Standard of review
The judgment is one of the first to apply s.194A of the Communications Act 2003, which provides that in appeals under s.192 the CAT should apply the same principles as would be applied by a court in judicial review. This contrasts with the pre-31 July 2017 version of s.195 CA 2003, which provided at s.195(2) that: “the Tribunal shall decide the appeal on the merits…”. In its judgement the CAT discussed how the judicial review standard should apply to appeal cases. The judgement referred to the case of T-Mobile (UK) Ltd and another v Office of Communications  which confirmed that the judicial review standard must be compliant with the requirement of an overarching EU Framework Directive which states that “merits of the case are duly taken into account and that there is an effective appeal mechanism”.
The current judgement went on to state that the role of the CAT is not one of rehearing the case on its merits. It is of particular importance that the CAT stated: “as a specialist regulator, Ofcom’s judgment, in particular as to the appropriate penalty to impose having regard to the facts of the case and to the principle of deterrence, must be accorded respect”. As confirmed by R (Hutchison 3G UK Limited) v Office of Communications , the focus of the appeal must be on Ofcom’s decision and whether that decision was materially wrong. It is the decision itself which is to be challenged, not a question of what decision the CAT might have reached if it started afresh. The CAT also observed that errors in reasoning of a decision which do not affect the result will not be material.
Power to Ofcom

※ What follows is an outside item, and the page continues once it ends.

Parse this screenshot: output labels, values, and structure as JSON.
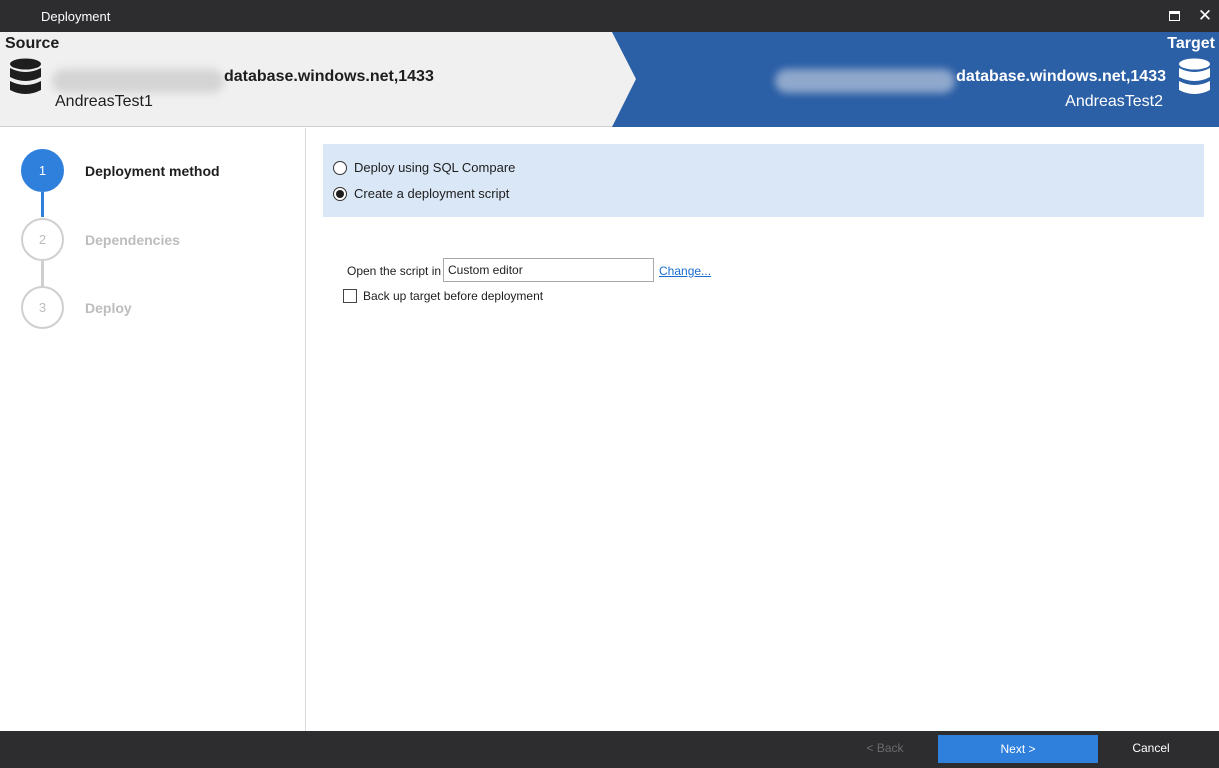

The CAT’s approach to respect Ofcom’s findings on the facts will be welcomed by the regulator. The judgement held that there was no breach of conduct by Ofcom, for failing to compare the decision against EE, it was merely not best practice. This decision raises the question of whether the outcome would have been different, if the standard for review was still based on the merits. This decision will be of concern for those regulated by Ofcom, as it may open the door for future inconsistency in decision making. Consistency in regulatory decision making has been long understood as a paramount factor in upholding administrative values. It will be interesting to observe how this decision affects Ofcom’s process and approach to penalties in the future.